In reality, Myrtle is not part of the upper class at all and lives in a tiny garage in a dusty, forgotten place known as the valley of ashes. This sharp contrast shows that Myrtle is a representative of the failed American Dream, since Myrtle constantly wants to rise upward, but the only way she can do so is by cheating on her husband on another married, rich man. As a result, Myrtle proves in this quote that she is nothing more than a cheap, cheating vagrant.
She would not have made it as far towards New York if it was not for Peter saving and protecting her. The New Women turns out to be helpless and incapable all by herself. Only trough the help of benevolent men representing benevolent patriarchal systems Ellie is able to follow her dreams and fulfill her desires. Capra’s film presents the New Woman of the 1920s as a simply wrong concept which naively thinks of women as completely independent when in reality women are more than just dependent on men. Ellie’s crying out that she cannot be without Peter is more than just a phrase said when being in love.
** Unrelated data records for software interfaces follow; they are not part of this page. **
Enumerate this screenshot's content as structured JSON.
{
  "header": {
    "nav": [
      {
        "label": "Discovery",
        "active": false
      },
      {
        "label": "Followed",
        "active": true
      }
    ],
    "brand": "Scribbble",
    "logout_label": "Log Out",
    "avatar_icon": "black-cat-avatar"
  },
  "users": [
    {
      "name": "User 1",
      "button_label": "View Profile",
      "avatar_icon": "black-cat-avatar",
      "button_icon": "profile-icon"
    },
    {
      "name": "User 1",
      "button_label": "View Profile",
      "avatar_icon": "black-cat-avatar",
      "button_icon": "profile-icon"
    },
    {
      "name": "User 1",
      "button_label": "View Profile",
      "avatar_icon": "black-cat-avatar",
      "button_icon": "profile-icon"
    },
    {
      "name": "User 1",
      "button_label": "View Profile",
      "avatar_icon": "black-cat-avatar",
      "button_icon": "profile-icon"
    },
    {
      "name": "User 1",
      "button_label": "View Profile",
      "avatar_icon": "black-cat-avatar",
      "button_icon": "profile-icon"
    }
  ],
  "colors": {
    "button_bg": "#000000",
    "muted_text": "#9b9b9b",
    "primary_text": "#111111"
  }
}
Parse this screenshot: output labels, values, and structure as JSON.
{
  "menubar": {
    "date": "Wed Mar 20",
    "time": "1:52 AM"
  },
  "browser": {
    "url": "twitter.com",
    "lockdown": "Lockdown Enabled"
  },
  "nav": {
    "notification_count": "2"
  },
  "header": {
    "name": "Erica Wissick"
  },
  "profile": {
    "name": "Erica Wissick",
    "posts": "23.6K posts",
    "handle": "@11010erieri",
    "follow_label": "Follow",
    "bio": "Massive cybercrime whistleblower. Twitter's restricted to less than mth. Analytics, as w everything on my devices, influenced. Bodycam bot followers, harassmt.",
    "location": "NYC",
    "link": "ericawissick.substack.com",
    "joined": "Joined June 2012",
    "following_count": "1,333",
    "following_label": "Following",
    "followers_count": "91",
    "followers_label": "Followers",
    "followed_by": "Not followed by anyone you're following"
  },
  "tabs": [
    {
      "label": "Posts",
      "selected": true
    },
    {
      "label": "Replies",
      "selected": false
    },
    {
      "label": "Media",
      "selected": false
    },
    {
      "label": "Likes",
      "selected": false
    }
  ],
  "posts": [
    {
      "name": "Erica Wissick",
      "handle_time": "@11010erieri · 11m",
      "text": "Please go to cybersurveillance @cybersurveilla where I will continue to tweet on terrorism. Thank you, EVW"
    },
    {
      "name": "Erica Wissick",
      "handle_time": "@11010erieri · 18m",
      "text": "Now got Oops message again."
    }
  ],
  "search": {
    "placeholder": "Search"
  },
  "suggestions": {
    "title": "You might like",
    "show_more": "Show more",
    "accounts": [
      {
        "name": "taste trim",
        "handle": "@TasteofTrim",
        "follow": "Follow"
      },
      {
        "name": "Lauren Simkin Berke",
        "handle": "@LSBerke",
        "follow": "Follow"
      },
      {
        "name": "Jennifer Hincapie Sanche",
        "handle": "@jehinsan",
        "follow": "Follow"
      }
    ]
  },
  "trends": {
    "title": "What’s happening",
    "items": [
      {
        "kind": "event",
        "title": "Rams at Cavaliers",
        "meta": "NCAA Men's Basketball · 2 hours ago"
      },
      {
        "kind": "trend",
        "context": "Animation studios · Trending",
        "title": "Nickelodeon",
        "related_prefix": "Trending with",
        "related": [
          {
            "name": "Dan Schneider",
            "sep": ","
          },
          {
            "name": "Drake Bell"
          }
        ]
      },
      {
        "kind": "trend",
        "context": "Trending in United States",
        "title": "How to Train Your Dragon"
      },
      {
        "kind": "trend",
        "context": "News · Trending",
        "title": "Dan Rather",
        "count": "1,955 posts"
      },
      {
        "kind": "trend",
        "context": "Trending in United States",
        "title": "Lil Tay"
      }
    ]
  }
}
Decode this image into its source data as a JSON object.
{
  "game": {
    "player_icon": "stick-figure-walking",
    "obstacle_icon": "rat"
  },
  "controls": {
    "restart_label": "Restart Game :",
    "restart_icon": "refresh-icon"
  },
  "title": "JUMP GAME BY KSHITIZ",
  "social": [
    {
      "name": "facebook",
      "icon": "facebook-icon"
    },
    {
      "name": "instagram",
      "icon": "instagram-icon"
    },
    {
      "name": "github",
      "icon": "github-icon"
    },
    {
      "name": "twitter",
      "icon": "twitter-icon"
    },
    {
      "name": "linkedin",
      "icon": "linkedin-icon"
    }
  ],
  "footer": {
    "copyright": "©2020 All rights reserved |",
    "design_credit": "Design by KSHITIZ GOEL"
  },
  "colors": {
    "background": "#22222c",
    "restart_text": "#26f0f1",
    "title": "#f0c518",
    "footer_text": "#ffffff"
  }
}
Some experiences and individuals are definitely influential, but then there are those that can alter a man’s life forever. In Fahrenheit 451, it is evident that Montag’s character is completely revolutionized as he searches for the truth and unveils the true purpose of his own existence. The Montag that is presented in the beginning of the book is totally different from the Montag that is seen at the end of the story. However, there are several characters that are catalysts in this transformation – Clarisse, the old woman that was burned with her books, Beatty, and Faber. Without these individuals, Montag would have never evolved into the resilient character that the reader witnesses at the end of the story.
The younger the age is, the more realistic the life one will live in. Abigail lives in a realistic life and that’s why her personality is so obvious and behaves so bad. The real reason is not on her but on the background of the society at that time. She said a lot of obscure and distinctive words: “I have been suffered for a long time and not I decided to determine my one life.”(The Crucible, act2, page17) According to this, she is very
A specimen of the technology that’s taking a toll on the household is the “seashells, an electronic ocean of music and sound, coming in on the shore of her unsleeping mind” (Bradbury 10). This quote reveals how her mind under no circumstances rests because of technology keeping her mind awake. Therefore, if the mind never sleeps it’s constantly making her life despondent destroying her and even making it heck to even complete an everyday task. Another piece of technology sullying humanity, even worse today is the 3 walls of television in the house they have gone without necessities for. Now she claims “if we had a fourth wall, why it’d be just like this room wasn’t ours at all but all kinds of exotic peoples rooms.
Rey Bradbury wrote a very realistic and different style and theme in his stories. Bradbury provides the readers a science fiction apocalyptic style of writing. The theme of the story is that technology has limitations, as the house doesn’t realize that the apocalypse has occurred. Rey Bradbury’s story had a very interesting writing
Dillard gives the insight of a girl that is imprisoned by society as a fix composition to serve her life as just one ordinary woman. This also presents the writer's purpose but it in a subtle way. "I have loved, O Lord, the beauty of thy house and the place where dwelleth thy glory." Unlike The Glass Castle, Dillard's sense of struggles was completely different yet reasonable. She protested that even though she is a girl, she can be as magnificent as the other boy were perhaps even better.
Technology brainwashed Mildred and the lack of social skills she contains with others is completely appropriate in her society. Mildred is so fixated with her TV family to the point where she tells Montag she wants him to put in a fourth wall-TV. This is similar to The Handmaid’s Tale, where technology is used only by the regime of Gilead. At the beginning of the novel, Offred explains her fear of being observed at all times, not only by the commander, but by everyone else in the regime. Throughout the article, the readers see that the fear of “the most complete violation of humanity would be the replacement of the human with machine in perfect conformity with the system which created it.”